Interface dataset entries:
******
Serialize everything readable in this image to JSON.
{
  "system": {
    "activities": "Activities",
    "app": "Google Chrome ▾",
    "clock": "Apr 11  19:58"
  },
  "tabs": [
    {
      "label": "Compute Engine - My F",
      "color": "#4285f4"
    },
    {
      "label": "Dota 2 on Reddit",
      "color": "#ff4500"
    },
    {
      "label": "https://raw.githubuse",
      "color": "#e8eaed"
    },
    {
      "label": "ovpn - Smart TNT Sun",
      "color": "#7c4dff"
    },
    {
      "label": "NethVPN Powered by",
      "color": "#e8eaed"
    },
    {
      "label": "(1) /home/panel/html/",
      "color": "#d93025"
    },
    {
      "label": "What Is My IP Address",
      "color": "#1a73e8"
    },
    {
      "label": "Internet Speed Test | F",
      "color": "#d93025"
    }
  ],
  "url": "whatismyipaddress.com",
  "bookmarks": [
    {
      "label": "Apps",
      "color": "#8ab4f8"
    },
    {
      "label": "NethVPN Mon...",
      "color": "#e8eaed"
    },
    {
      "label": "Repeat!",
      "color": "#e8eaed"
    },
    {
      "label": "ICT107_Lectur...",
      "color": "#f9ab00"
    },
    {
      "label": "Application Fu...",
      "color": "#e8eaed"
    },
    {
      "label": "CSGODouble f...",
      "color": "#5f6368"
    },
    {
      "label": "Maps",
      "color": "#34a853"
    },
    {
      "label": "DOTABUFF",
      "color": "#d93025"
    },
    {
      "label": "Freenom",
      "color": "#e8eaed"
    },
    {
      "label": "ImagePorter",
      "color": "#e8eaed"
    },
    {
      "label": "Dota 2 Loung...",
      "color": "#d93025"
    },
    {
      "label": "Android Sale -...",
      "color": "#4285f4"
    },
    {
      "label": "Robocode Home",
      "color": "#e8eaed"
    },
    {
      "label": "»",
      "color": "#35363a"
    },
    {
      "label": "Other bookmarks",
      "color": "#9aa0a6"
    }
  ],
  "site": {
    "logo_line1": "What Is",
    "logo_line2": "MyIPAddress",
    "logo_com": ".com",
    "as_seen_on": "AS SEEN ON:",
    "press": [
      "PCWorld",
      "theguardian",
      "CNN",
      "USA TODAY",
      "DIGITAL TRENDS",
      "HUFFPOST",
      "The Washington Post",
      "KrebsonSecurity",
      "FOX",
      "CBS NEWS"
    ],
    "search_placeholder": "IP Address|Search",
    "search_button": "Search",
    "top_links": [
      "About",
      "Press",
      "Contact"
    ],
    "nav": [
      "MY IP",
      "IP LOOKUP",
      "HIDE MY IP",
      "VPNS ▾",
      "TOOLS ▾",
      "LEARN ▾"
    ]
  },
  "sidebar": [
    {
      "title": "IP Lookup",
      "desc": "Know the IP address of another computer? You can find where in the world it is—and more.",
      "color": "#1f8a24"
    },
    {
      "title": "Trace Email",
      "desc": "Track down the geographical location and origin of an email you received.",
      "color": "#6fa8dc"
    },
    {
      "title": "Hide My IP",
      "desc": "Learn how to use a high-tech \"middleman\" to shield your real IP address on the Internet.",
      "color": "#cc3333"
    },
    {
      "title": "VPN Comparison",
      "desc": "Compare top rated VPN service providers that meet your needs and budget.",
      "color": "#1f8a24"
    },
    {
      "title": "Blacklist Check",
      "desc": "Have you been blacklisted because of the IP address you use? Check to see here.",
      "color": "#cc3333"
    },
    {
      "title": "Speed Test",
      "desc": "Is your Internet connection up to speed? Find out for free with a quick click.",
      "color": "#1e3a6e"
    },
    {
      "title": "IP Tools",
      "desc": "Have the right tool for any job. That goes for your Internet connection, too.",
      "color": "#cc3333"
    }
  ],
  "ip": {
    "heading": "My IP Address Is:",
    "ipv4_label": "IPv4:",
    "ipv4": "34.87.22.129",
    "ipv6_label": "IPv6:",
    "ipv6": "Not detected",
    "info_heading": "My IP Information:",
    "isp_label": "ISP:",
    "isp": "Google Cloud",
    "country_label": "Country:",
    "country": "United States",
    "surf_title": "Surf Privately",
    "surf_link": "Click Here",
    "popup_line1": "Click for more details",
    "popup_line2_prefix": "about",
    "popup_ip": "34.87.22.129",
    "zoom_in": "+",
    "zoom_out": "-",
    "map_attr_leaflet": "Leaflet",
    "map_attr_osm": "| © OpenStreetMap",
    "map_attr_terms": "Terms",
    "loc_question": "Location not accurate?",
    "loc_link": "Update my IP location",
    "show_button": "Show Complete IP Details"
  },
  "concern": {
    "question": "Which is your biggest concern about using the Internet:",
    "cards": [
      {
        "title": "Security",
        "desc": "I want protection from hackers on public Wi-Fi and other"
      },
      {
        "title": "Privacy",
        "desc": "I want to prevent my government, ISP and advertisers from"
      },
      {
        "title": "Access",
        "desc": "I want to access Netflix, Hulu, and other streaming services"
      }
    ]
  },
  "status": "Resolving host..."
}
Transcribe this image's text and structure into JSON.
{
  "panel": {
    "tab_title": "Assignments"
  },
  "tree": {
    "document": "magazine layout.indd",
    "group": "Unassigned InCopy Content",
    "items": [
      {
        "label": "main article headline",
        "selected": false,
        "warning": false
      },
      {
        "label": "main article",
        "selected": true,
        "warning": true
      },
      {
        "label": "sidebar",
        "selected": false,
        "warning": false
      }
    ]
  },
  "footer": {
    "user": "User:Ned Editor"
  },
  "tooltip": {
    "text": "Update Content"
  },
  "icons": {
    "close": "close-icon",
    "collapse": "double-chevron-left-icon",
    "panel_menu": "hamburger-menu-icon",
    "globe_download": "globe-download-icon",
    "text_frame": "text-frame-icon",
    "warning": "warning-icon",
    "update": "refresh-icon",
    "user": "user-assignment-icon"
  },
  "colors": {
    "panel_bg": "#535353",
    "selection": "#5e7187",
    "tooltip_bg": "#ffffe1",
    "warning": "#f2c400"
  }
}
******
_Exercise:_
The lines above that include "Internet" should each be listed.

_Exercise solution:_
      "label": "Internet Speed Test | F",
      "desc": "Learn how to use a high-tech \"middleman\" to shield your real IP address on the Internet.",
      "desc": "Is your Internet connection up to speed? Find out for free with a quick click.",
      "desc": "Have the right tool for any job. That goes for your Internet connection, too.",
    "question": "Which is your biggest concern about using the Internet:",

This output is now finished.